Reasons For A Failed Background Check. There are plenty of reasons a person may not pass a background check, including criminal history, education discrepancies, poor credit history, damaged driving record, false employment history, and a failed drug test.
Why is there a flag on my background check?
Many employers and employees have misconceptions about background checks, which can result in a hiring or application mistake. Common background report red flags include application discrepancies, derogatory marks and criminal records.
Are background checks legally required?
There is no federal law that requires all employers to run background checks on all new hires. There are no state, county, or city laws that implement this kind of requirement, either. Instead, background check requirements are decided more on an industry-by-industry basis.
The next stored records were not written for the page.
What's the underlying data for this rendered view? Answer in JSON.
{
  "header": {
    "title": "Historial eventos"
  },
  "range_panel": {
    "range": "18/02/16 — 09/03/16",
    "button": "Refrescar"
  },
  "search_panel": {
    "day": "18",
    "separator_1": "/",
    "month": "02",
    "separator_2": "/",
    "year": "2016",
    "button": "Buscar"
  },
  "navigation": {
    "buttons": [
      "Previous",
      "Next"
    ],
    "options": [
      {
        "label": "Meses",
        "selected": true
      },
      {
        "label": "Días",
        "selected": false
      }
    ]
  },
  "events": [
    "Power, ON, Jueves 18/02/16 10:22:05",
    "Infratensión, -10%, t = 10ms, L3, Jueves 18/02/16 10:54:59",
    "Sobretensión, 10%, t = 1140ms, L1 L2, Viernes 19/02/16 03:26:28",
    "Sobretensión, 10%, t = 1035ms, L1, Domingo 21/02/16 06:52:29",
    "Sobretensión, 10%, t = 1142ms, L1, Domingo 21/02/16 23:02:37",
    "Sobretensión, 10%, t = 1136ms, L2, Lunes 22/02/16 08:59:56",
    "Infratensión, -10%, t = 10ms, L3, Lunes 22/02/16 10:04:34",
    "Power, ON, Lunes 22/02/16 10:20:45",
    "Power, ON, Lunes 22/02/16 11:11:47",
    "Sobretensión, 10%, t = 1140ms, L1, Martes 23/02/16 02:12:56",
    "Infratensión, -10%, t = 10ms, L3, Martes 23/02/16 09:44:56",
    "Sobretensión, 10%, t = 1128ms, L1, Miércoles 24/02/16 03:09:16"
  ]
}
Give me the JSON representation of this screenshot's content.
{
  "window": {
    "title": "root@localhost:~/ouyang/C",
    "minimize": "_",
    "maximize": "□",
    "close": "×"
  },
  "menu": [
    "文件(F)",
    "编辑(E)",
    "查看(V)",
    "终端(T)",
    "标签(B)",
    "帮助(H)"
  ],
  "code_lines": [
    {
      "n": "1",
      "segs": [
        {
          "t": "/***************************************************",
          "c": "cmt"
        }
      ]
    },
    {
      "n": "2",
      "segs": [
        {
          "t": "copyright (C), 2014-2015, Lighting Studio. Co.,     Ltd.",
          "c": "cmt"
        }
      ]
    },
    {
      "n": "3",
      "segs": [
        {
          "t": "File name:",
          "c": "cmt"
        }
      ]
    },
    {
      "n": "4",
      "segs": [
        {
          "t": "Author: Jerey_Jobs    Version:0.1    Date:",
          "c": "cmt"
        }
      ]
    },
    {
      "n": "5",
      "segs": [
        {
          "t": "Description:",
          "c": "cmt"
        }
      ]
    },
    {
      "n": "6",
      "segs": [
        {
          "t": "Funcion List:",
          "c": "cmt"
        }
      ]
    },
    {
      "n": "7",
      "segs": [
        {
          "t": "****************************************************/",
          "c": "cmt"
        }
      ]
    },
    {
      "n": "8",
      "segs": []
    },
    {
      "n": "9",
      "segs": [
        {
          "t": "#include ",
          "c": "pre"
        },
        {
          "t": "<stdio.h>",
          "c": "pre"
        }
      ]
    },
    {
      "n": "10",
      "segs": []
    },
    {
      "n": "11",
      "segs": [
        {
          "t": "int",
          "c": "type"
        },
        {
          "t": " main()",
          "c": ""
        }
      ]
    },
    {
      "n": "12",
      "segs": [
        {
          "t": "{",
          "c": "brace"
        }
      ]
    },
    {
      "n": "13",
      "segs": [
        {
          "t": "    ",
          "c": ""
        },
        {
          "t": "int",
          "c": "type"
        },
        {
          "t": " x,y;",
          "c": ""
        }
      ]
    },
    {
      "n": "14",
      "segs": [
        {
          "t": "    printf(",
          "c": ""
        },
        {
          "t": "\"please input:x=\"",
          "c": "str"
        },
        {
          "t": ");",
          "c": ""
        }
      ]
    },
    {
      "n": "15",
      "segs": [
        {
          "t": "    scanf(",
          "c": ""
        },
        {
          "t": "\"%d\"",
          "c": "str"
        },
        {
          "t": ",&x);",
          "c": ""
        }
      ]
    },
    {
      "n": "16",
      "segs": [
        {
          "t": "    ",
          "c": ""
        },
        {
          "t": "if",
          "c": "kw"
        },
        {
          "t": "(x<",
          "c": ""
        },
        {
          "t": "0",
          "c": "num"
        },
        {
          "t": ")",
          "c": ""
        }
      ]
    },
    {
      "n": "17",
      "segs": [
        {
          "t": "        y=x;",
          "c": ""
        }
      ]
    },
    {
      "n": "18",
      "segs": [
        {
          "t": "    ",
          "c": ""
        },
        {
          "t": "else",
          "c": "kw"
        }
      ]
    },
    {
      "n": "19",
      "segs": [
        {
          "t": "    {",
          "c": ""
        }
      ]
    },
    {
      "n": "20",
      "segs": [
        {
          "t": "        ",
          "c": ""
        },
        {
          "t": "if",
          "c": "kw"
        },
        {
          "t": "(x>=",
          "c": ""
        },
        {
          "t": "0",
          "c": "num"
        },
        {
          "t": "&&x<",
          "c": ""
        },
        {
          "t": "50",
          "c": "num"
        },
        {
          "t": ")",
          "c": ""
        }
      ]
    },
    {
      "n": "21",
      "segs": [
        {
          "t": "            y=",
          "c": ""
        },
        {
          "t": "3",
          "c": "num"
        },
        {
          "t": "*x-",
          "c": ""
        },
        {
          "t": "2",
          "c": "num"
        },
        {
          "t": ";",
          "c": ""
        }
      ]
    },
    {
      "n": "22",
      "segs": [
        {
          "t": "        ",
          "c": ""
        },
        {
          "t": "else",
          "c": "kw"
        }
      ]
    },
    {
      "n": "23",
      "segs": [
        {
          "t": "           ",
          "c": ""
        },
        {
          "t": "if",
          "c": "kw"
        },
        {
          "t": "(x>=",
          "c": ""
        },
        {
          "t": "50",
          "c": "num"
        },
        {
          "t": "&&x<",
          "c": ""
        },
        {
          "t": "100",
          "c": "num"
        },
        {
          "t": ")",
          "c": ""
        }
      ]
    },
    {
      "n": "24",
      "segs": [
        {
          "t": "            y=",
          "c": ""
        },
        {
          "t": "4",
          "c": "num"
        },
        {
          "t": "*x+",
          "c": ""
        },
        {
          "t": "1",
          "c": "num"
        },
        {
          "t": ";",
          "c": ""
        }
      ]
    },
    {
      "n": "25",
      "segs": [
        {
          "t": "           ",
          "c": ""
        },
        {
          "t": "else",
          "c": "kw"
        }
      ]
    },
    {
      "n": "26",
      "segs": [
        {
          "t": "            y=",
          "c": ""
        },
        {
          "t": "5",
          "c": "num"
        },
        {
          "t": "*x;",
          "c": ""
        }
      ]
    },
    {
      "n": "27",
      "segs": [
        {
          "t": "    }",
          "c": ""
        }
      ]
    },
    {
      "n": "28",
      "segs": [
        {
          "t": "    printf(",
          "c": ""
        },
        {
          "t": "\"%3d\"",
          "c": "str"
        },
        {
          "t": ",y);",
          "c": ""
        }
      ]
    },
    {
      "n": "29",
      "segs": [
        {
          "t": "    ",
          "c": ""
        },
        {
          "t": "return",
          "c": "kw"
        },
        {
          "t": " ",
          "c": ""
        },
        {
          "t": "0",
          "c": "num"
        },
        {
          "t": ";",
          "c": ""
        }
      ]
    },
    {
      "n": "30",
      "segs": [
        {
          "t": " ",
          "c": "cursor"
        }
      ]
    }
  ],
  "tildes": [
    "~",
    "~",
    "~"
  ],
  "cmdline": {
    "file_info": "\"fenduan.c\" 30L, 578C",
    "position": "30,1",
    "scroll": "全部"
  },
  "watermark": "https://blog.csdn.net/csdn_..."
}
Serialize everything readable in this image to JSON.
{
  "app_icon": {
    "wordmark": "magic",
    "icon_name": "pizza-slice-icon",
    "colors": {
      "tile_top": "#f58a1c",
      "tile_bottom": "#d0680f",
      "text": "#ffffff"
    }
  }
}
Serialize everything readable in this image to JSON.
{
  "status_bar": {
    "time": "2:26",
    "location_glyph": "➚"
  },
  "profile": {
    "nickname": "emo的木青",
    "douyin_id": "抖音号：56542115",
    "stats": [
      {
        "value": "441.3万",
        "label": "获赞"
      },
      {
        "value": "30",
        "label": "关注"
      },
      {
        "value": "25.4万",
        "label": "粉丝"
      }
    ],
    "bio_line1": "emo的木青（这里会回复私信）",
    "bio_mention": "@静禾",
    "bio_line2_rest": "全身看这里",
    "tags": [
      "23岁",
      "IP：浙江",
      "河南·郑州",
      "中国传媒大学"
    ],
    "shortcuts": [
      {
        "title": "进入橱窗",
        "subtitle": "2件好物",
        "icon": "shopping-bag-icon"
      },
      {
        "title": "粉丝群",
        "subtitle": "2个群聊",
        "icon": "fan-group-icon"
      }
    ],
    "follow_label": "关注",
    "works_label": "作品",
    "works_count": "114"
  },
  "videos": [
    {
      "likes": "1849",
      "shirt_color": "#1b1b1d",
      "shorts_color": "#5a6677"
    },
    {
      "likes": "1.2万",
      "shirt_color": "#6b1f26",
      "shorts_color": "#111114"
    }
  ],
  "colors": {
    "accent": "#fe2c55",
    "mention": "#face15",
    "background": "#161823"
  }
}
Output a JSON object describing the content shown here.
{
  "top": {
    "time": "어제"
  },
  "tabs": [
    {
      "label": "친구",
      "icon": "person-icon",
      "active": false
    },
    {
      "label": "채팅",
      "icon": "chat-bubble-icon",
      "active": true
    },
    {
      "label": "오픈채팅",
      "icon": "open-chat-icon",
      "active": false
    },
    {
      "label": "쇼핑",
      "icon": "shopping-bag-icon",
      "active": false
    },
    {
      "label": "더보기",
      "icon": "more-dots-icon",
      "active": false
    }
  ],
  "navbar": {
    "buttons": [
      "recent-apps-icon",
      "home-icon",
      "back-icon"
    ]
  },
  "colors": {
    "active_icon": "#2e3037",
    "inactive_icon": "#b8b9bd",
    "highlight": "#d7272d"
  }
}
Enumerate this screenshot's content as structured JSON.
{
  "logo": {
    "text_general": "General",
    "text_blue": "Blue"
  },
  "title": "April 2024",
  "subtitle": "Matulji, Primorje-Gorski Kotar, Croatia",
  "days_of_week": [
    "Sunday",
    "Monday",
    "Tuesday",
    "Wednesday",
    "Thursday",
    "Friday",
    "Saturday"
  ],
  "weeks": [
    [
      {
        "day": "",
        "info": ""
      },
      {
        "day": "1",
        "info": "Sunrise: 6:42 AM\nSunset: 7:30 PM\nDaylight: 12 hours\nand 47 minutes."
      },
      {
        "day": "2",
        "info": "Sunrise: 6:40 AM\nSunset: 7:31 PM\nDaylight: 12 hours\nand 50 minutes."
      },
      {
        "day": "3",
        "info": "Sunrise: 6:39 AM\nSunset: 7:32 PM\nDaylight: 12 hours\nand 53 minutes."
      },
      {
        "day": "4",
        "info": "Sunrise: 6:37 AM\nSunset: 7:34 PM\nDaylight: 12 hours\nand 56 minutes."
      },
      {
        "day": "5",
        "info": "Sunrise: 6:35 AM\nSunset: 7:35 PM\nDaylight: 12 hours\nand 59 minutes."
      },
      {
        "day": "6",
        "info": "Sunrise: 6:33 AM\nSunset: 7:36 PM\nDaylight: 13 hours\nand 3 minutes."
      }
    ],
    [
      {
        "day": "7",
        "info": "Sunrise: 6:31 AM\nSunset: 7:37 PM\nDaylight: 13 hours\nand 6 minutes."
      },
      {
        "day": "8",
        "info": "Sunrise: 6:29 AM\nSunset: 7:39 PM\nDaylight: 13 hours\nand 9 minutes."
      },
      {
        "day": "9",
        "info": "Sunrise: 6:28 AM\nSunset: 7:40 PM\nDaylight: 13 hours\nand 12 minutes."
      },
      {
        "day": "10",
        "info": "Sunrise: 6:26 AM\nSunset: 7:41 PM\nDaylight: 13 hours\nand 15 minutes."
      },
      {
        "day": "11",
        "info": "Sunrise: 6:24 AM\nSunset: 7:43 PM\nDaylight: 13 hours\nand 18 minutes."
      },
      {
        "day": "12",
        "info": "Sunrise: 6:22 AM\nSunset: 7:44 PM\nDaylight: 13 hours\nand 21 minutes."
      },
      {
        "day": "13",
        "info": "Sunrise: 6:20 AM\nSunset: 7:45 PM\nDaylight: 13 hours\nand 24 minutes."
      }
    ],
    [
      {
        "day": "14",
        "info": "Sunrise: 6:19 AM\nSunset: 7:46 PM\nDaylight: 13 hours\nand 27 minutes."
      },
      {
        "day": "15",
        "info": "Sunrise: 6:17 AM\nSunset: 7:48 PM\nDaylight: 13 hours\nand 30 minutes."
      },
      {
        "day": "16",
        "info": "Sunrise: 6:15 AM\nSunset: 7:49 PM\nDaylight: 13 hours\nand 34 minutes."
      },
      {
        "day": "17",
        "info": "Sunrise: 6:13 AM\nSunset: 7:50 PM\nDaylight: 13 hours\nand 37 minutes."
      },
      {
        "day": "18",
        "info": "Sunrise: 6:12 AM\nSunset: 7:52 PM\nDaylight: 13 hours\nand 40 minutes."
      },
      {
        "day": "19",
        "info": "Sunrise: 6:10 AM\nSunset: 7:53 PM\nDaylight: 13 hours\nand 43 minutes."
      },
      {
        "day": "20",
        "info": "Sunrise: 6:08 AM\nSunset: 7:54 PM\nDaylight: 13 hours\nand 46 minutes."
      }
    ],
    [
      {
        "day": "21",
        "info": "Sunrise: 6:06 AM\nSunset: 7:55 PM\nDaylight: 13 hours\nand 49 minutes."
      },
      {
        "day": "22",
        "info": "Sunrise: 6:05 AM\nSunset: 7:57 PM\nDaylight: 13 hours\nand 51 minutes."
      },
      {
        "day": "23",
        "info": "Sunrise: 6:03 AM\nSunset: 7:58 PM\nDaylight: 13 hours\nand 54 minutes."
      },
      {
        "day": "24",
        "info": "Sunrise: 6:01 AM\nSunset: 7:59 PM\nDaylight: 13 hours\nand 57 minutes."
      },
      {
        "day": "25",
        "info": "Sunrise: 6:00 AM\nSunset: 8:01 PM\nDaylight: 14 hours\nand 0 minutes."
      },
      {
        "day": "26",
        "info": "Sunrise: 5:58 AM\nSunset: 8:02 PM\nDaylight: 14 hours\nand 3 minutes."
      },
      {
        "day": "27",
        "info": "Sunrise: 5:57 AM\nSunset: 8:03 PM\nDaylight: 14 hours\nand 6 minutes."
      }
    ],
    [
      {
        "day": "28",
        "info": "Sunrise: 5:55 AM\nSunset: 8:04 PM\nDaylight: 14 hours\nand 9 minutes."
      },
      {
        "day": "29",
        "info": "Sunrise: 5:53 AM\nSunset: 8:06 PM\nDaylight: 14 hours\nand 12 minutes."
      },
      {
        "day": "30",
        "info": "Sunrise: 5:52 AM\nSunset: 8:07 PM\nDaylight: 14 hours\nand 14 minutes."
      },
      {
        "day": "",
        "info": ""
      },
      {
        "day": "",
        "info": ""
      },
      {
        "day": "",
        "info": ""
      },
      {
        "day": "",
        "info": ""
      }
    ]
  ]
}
Can you run a background check without authorization?
Ethically—and often legally—you should always obtain permission before screening anyone. So the short answer is no, you can’t run a background check without permission. Screening ethics aren’t quite that simple though. Background checks in personal and professional settings have different expectations.
How do I know if I failed my background check?
How Do I Know If I Passed or Failed an Employer Background Check?
- Notifying the candidate, in writing, of the decision.
- Providing the candidate with information about the company that prepared the background check report—including company name, address, and phone number.
What if someone fails in background verification?
If you find that the screening result was false and the candidate would not do harm to the company, follow the company HR guidelines of hiring in such a case. These would include offering job offer letters and clearly explaining further steps in the hiring process.
What shows up on a criminal background check?
It discloses records of convictions or findings of guilt under criminal law statutes including the Canadian Criminal Code and the Youth Criminal Justice Act. Non-conviction records include pending criminal or relevant provincial statute charges and orders, and Alberta and out-of-province outstanding warrants.
Can someone tell if you run a background check?
The checks won’t automatically notify the person you are screening, which means he or she won’t know that the background check is happening. Such checks cannot be anonymous because job candidates must authorize them.
Are there any red flags on a background check?
While minor convictions or incidents that happened years ago might not necessarily be red flags, keep in mind how a candidate’s criminal record could impact the job at hand. Someone with a poor driving history, for example, probably shouldn’t have a job that involves operating a vehicle.
What’s the difference between federal and County background checks?
Most background checks include some type of criminal records check, but the term “criminal records” can be ambiguous. One common area of confusion is the differences between Federal Criminal Checks and National Criminal Database Checks. These are different from County Criminal Checks, where most detailed records are found.
How is the national criminal background check used?
The National Criminal Database Check is used in virtually every criminal background check to find additional “hits.” Once a “hit” is identified, Checkr dispatches researchers to the county where the national criminal check shows a possible record to obtain: Additional identifiers to confirm it belongs to the individual in question
What do employers look for in a background check?
Some employers run a wide variety of checks, including criminal history, employment history, education verification, driving history, and credit history. Other employers only perform criminal history checks. Because of these factors, it can be difficult to predict the outcome of a background screening. What causes a red flag on a background check?